EXTRACTED MATERIAL:
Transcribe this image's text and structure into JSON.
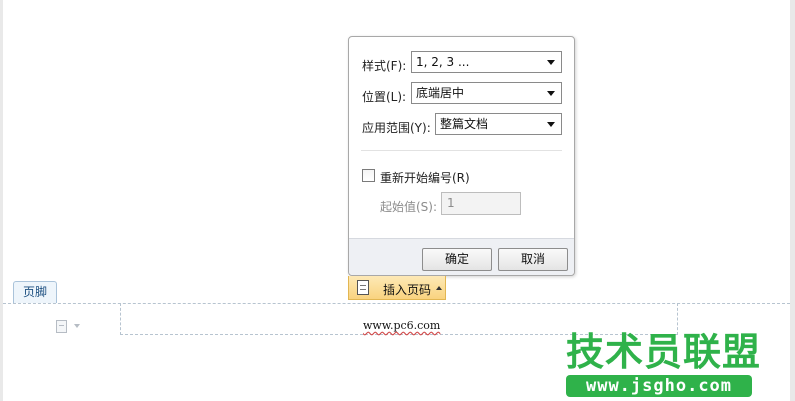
{
  "dialog": {
    "style_label": "样式(F):",
    "style_value": "1, 2, 3 ...",
    "position_label": "位置(L):",
    "position_value": "底端居中",
    "scope_label": "应用范围(Y):",
    "scope_value": "整篇文档",
    "restart_label": "重新开始编号(R)",
    "restart_checked": false,
    "start_label": "起始值(S):",
    "start_value": "1",
    "ok_label": "确定",
    "cancel_label": "取消"
  },
  "insert_tab": {
    "label": "插入页码"
  },
  "footer_tab": {
    "label": "页脚"
  },
  "footer": {
    "text": "www.pc6.com"
  },
  "watermark": {
    "title": "技术员联盟",
    "url": "www.jsgho.com"
  },
  "colors": {
    "watermark_green": "#2fb24a",
    "tab_gold": "#f9d37f",
    "footer_tab_blue": "#1d4f80"
  }
}
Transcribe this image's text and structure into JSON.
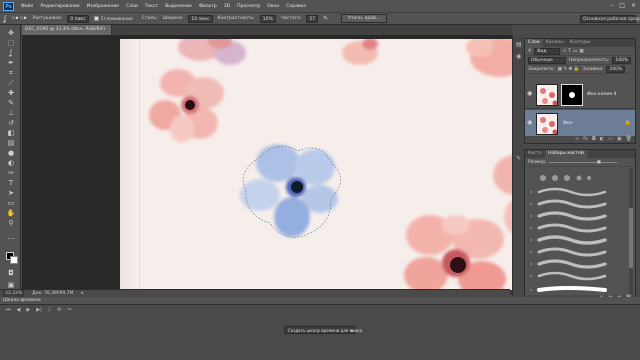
{
  "menubar": {
    "logo": "Ps",
    "items": [
      "Файл",
      "Редактирование",
      "Изображение",
      "Слои",
      "Текст",
      "Выделение",
      "Фильтр",
      "3D",
      "Просмотр",
      "Окно",
      "Справка"
    ]
  },
  "options": {
    "feather_label": "Растушевка:",
    "feather_value": "0 пикс",
    "antialias_label": "Сглаживание",
    "style_label": "Стиль:",
    "width_label": "Ширина:",
    "width_value": "10 пикс",
    "contrast_label": "Контрастность:",
    "contrast_value": "10%",
    "freq_label": "Частота:",
    "freq_value": "57",
    "refine_button": "Уточн. край...",
    "workspace": "Основная рабочая среда"
  },
  "document": {
    "tab_title": "DSC_0190 @ 33,3% (Фон, RGB/8#)"
  },
  "status": {
    "zoom": "33,33%",
    "doc_size": "Док: 76,3М/99,7М"
  },
  "timeline": {
    "tab_label": "Шкала времени",
    "create_button": "Создать шкалу времени для видео"
  },
  "layers_panel": {
    "tabs": [
      "Слои",
      "Каналы",
      "Контуры"
    ],
    "kind_label": "Вид",
    "blend_mode": "Обычные",
    "opacity_label": "Непрозрачность:",
    "opacity_value": "100%",
    "lock_label": "Закрепить:",
    "fill_label": "Заливка:",
    "fill_value": "100%",
    "layers": [
      {
        "name": "Фон копия 4"
      },
      {
        "name": "Фон"
      }
    ]
  },
  "brush_panel": {
    "tabs": [
      "Кисть",
      "Наборы кистей"
    ],
    "size_label": "Размер:"
  },
  "colors": {
    "accent": "#6e7d96",
    "panel": "#535353",
    "canvas_bg": "#282828"
  }
}
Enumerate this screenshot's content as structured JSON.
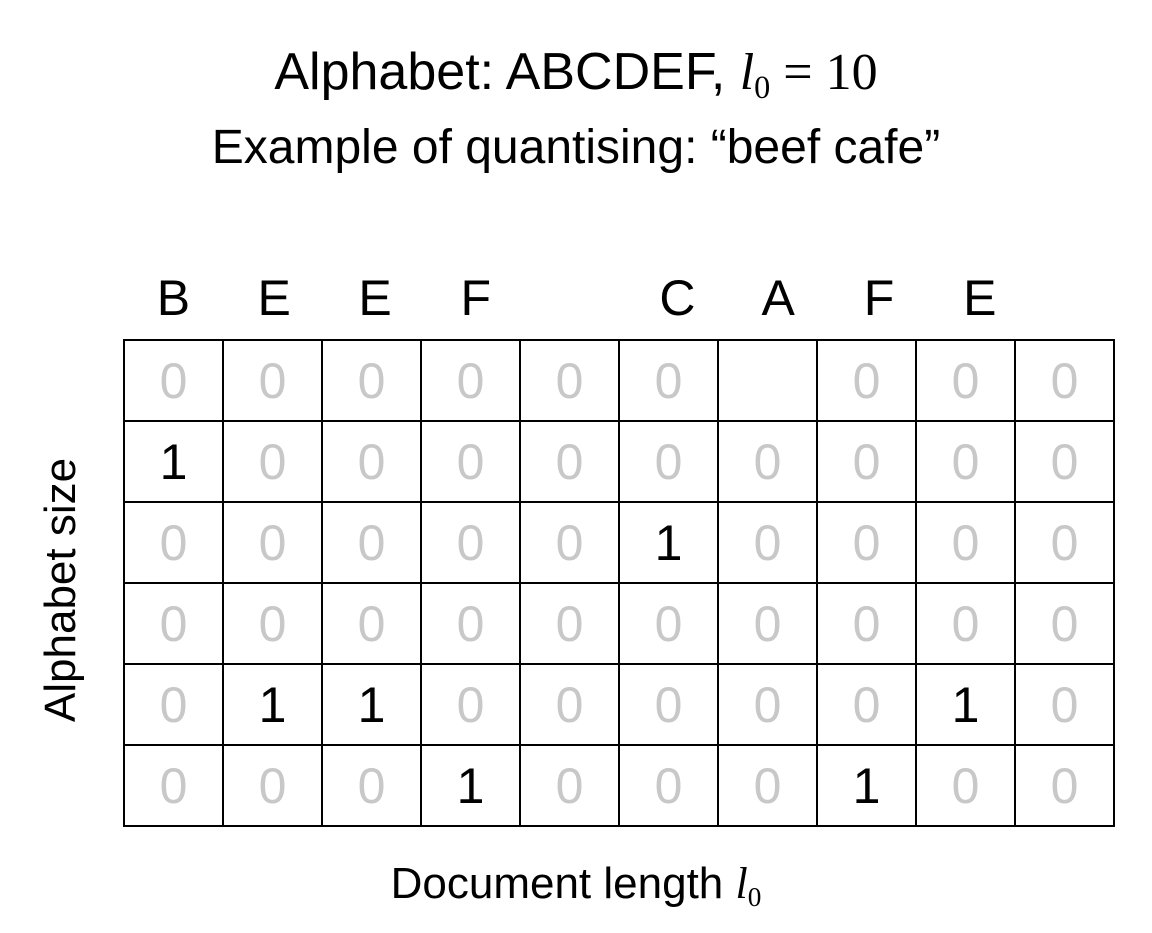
{
  "title": {
    "prefix": "Alphabet: ABCDEF, ",
    "math_var": "l",
    "math_sub": "0",
    "math_rest": " = 10",
    "subtitle": "Example of quantising: “beef cafe”"
  },
  "column_letters": [
    "B",
    "E",
    "E",
    "F",
    "",
    "C",
    "A",
    "F",
    "E",
    ""
  ],
  "grid": {
    "rows": [
      [
        "0",
        "0",
        "0",
        "0",
        "0",
        "0",
        "",
        "0",
        "0",
        "0"
      ],
      [
        "1",
        "0",
        "0",
        "0",
        "0",
        "0",
        "0",
        "0",
        "0",
        "0"
      ],
      [
        "0",
        "0",
        "0",
        "0",
        "0",
        "1",
        "0",
        "0",
        "0",
        "0"
      ],
      [
        "0",
        "0",
        "0",
        "0",
        "0",
        "0",
        "0",
        "0",
        "0",
        "0"
      ],
      [
        "0",
        "1",
        "1",
        "0",
        "0",
        "0",
        "0",
        "0",
        "1",
        "0"
      ],
      [
        "0",
        "0",
        "0",
        "1",
        "0",
        "0",
        "0",
        "1",
        "0",
        "0"
      ]
    ],
    "zero_color": "#c8c8c8",
    "one_color": "#000000",
    "border_color": "#000000"
  },
  "y_axis_label": "Alphabet size",
  "x_axis_label": {
    "text": "Document length ",
    "math_var": "l",
    "math_sub": "0"
  }
}
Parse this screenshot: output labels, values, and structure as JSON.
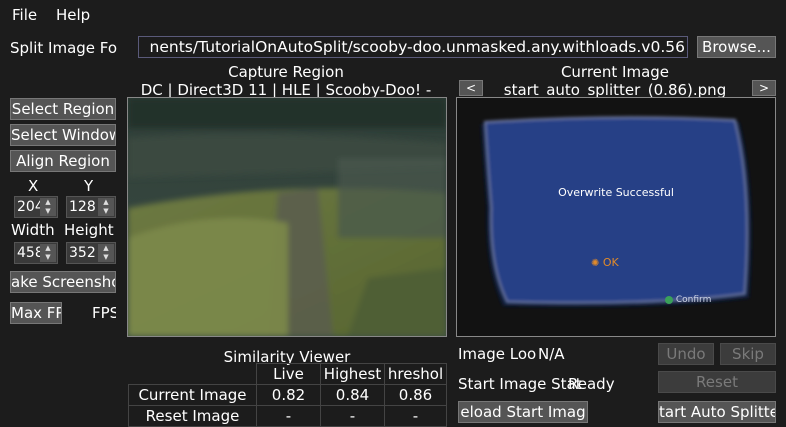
{
  "menu": {
    "file": "File",
    "help": "Help"
  },
  "split_image_folder": {
    "label": "Split Image Fo",
    "path": "nents/TutorialOnAutoSplit/scooby-doo.unmasked.any.withloads.v0.56",
    "browse": "Browse..."
  },
  "capture": {
    "title": "Capture Region",
    "window_name": "DC | Direct3D 11 | HLE | Scooby-Doo! -"
  },
  "current_image": {
    "title": "Current Image",
    "prev": "<",
    "next": ">",
    "name": "start_auto_splitter_(0.86).png",
    "overwrite_text": "Overwrite Successful",
    "ok_text": "OK",
    "confirm_text": "Confirm"
  },
  "left": {
    "select_region": "Select Region",
    "select_window": "Select Window",
    "align_region": "Align Region",
    "x_label": "X",
    "y_label": "Y",
    "x_value": "204",
    "y_value": "128",
    "width_label": "Width",
    "height_label": "Height",
    "width_value": "458",
    "height_value": "352",
    "take_screenshot": "ake Screensho",
    "max_fps": "Max FPS",
    "fps_label": "FPS"
  },
  "similarity": {
    "title": "Similarity Viewer",
    "headers": [
      "Live",
      "Highest",
      "hreshol"
    ],
    "rows": [
      {
        "label": "Current Image",
        "values": [
          "0.82",
          "0.84",
          "0.86"
        ]
      },
      {
        "label": "Reset Image",
        "values": [
          "-",
          "-",
          "-"
        ]
      }
    ]
  },
  "right_status": {
    "image_loop_label": "Image Loo",
    "image_loop_value": "N/A",
    "start_image_status_label": "Start Image Stat",
    "start_image_status_value": "Ready",
    "undo": "Undo",
    "skip": "Skip",
    "reset": "Reset",
    "reload_start_image": "eload Start Imag",
    "start_auto_splitter": "tart Auto Splitte"
  }
}
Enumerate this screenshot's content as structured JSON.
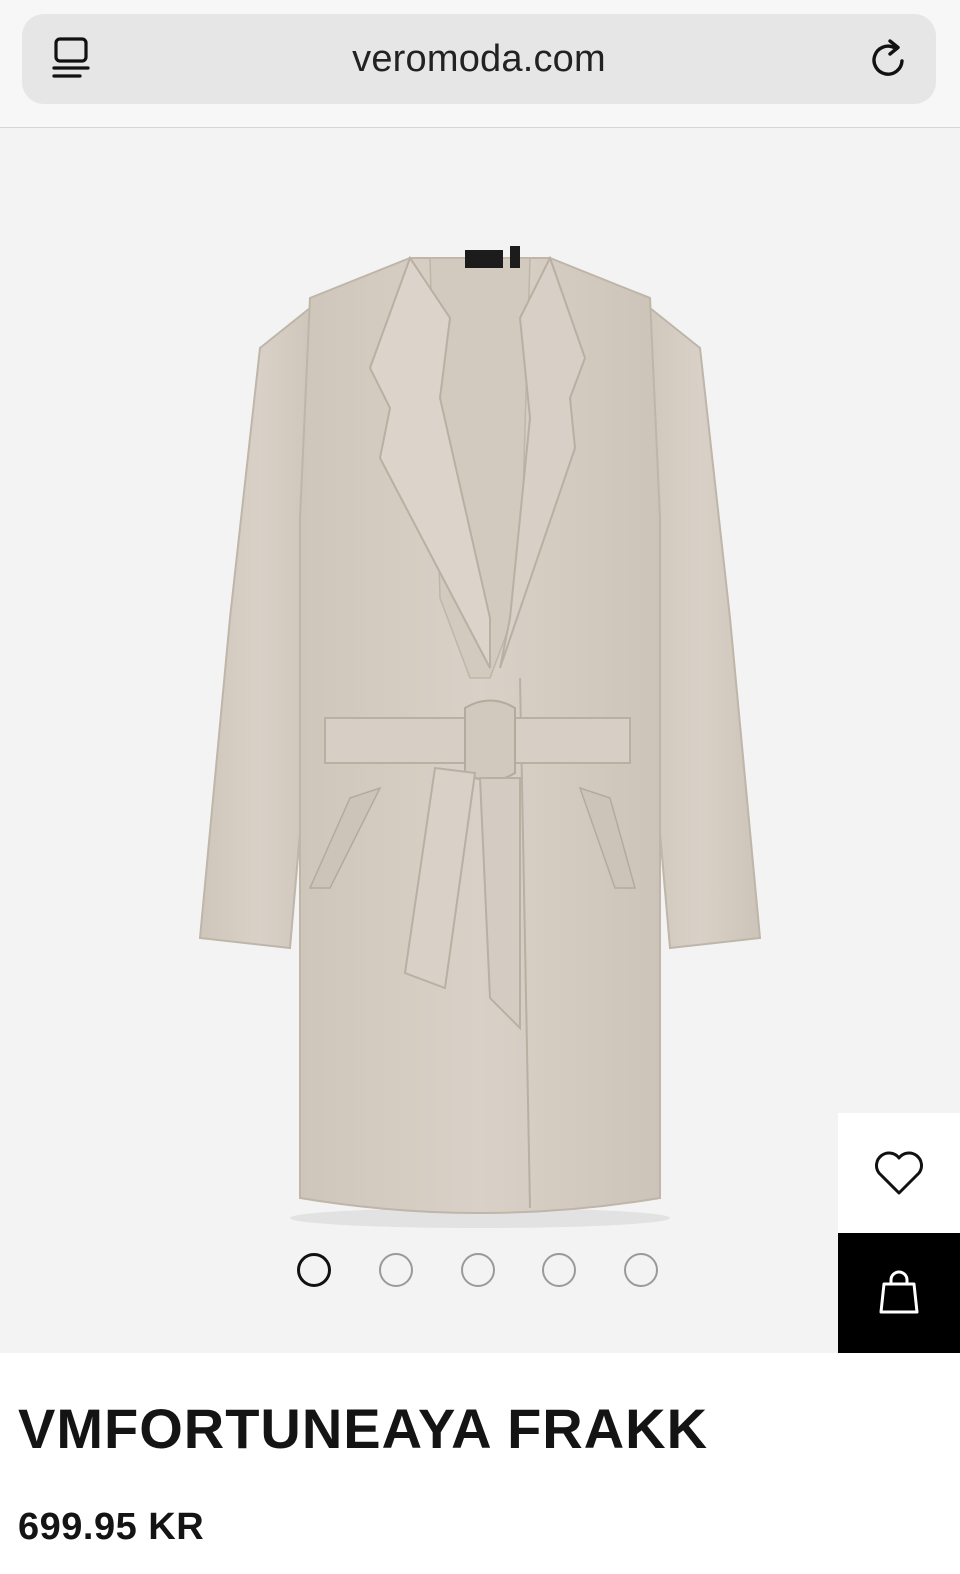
{
  "browser": {
    "url": "veromoda.com",
    "tabs_icon": "tabs-icon",
    "reload_icon": "reload-icon"
  },
  "gallery": {
    "image_count": 5,
    "active_index": 0,
    "product_color": "#d6cec4",
    "label_text": "VERO MODA"
  },
  "actions": {
    "wishlist_icon": "heart-icon",
    "bag_icon": "shopping-bag-icon"
  },
  "product": {
    "name": "VMFORTUNEAYA FRAKK",
    "price": "699.95 KR"
  }
}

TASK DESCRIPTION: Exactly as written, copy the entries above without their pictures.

SOLUTION TO THIS EXERCISE:
Transcribe this image's text and structure into JSON.
{
  "dialog": {
    "style_label": "样式(F):",
    "style_value": "1, 2, 3 ...",
    "position_label": "位置(L):",
    "position_value": "底端居中",
    "scope_label": "应用范围(Y):",
    "scope_value": "整篇文档",
    "restart_label": "重新开始编号(R)",
    "restart_checked": false,
    "start_label": "起始值(S):",
    "start_value": "1",
    "ok_label": "确定",
    "cancel_label": "取消"
  },
  "insert_tab": {
    "label": "插入页码"
  },
  "footer_tab": {
    "label": "页脚"
  },
  "footer": {
    "text": "www.pc6.com"
  },
  "watermark": {
    "title": "技术员联盟",
    "url": "www.jsgho.com"
  },
  "colors": {
    "watermark_green": "#2fb24a",
    "tab_gold": "#f9d37f",
    "footer_tab_blue": "#1d4f80"
  }
}
Transcribe this image's text and structure into JSON.
{
  "menubar": {
    "logo": "Ps",
    "items": [
      "Файл",
      "Редактирование",
      "Изображение",
      "Слои",
      "Текст",
      "Выделение",
      "Фильтр",
      "3D",
      "Просмотр",
      "Окно",
      "Справка"
    ]
  },
  "options": {
    "feather_label": "Растушевка:",
    "feather_value": "0 пикс",
    "antialias_label": "Сглаживание",
    "style_label": "Стиль:",
    "width_label": "Ширина:",
    "width_value": "10 пикс",
    "contrast_label": "Контрастность:",
    "contrast_value": "10%",
    "freq_label": "Частота:",
    "freq_value": "57",
    "refine_button": "Уточн. край...",
    "workspace": "Основная рабочая среда"
  },
  "document": {
    "tab_title": "DSC_0190 @ 33,3% (Фон, RGB/8#)"
  },
  "status": {
    "zoom": "33,33%",
    "doc_size": "Док: 76,3М/99,7М"
  },
  "timeline": {
    "tab_label": "Шкала времени",
    "create_button": "Создать шкалу времени для видео"
  },
  "layers_panel": {
    "tabs": [
      "Слои",
      "Каналы",
      "Контуры"
    ],
    "kind_label": "Вид",
    "blend_mode": "Обычные",
    "opacity_label": "Непрозрачность:",
    "opacity_value": "100%",
    "lock_label": "Закрепить:",
    "fill_label": "Заливка:",
    "fill_value": "100%",
    "layers": [
      {
        "name": "Фон копия 4"
      },
      {
        "name": "Фон"
      }
    ]
  },
  "brush_panel": {
    "tabs": [
      "Кисть",
      "Наборы кистей"
    ],
    "size_label": "Размер:"
  },
  "colors": {
    "accent": "#6e7d96",
    "panel": "#535353",
    "canvas_bg": "#282828"
  }
}
Enumerate this screenshot's content as structured JSON.
{
  "title": {
    "prefix": "Alphabet: ABCDEF, ",
    "math_var": "l",
    "math_sub": "0",
    "math_rest": " = 10",
    "subtitle": "Example of quantising: “beef cafe”"
  },
  "column_letters": [
    "B",
    "E",
    "E",
    "F",
    "",
    "C",
    "A",
    "F",
    "E",
    ""
  ],
  "grid": {
    "rows": [
      [
        "0",
        "0",
        "0",
        "0",
        "0",
        "0",
        "",
        "0",
        "0",
        "0"
      ],
      [
        "1",
        "0",
        "0",
        "0",
        "0",
        "0",
        "0",
        "0",
        "0",
        "0"
      ],
      [
        "0",
        "0",
        "0",
        "0",
        "0",
        "1",
        "0",
        "0",
        "0",
        "0"
      ],
      [
        "0",
        "0",
        "0",
        "0",
        "0",
        "0",
        "0",
        "0",
        "0",
        "0"
      ],
      [
        "0",
        "1",
        "1",
        "0",
        "0",
        "0",
        "0",
        "0",
        "1",
        "0"
      ],
      [
        "0",
        "0",
        "0",
        "1",
        "0",
        "0",
        "0",
        "1",
        "0",
        "0"
      ]
    ],
    "zero_color": "#c8c8c8",
    "one_color": "#000000",
    "border_color": "#000000"
  },
  "y_axis_label": "Alphabet size",
  "x_axis_label": {
    "text": "Document length ",
    "math_var": "l",
    "math_sub": "0"
  }
}
Parse this screenshot: output labels, values, and structure as JSON.
{
  "menu": {
    "file": "File",
    "help": "Help"
  },
  "split_image_folder": {
    "label": "Split Image Fo",
    "path": "nents/TutorialOnAutoSplit/scooby-doo.unmasked.any.withloads.v0.56",
    "browse": "Browse..."
  },
  "capture": {
    "title": "Capture Region",
    "window_name": "DC | Direct3D 11 | HLE | Scooby-Doo! -"
  },
  "current_image": {
    "title": "Current Image",
    "prev": "<",
    "next": ">",
    "name": "start_auto_splitter_(0.86).png",
    "overwrite_text": "Overwrite Successful",
    "ok_text": "OK",
    "confirm_text": "Confirm"
  },
  "left": {
    "select_region": "Select Region",
    "select_window": "Select Window",
    "align_region": "Align Region",
    "x_label": "X",
    "y_label": "Y",
    "x_value": "204",
    "y_value": "128",
    "width_label": "Width",
    "height_label": "Height",
    "width_value": "458",
    "height_value": "352",
    "take_screenshot": "ake Screensho",
    "max_fps": "Max FPS",
    "fps_label": "FPS"
  },
  "similarity": {
    "title": "Similarity Viewer",
    "headers": [
      "Live",
      "Highest",
      "hreshol"
    ],
    "rows": [
      {
        "label": "Current Image",
        "values": [
          "0.82",
          "0.84",
          "0.86"
        ]
      },
      {
        "label": "Reset Image",
        "values": [
          "-",
          "-",
          "-"
        ]
      }
    ]
  },
  "right_status": {
    "image_loop_label": "Image Loo",
    "image_loop_value": "N/A",
    "start_image_status_label": "Start Image Stat",
    "start_image_status_value": "Ready",
    "undo": "Undo",
    "skip": "Skip",
    "reset": "Reset",
    "reload_start_image": "eload Start Imag",
    "start_auto_splitter": "tart Auto Splitte"
  }
}
Enumerate this screenshot's content as structured JSON.
{
  "browser": {
    "url": "veromoda.com",
    "tabs_icon": "tabs-icon",
    "reload_icon": "reload-icon"
  },
  "gallery": {
    "image_count": 5,
    "active_index": 0,
    "product_color": "#d6cec4",
    "label_text": "VERO MODA"
  },
  "actions": {
    "wishlist_icon": "heart-icon",
    "bag_icon": "shopping-bag-icon"
  },
  "product": {
    "name": "VMFORTUNEAYA FRAKK",
    "price": "699.95 KR"
  }
}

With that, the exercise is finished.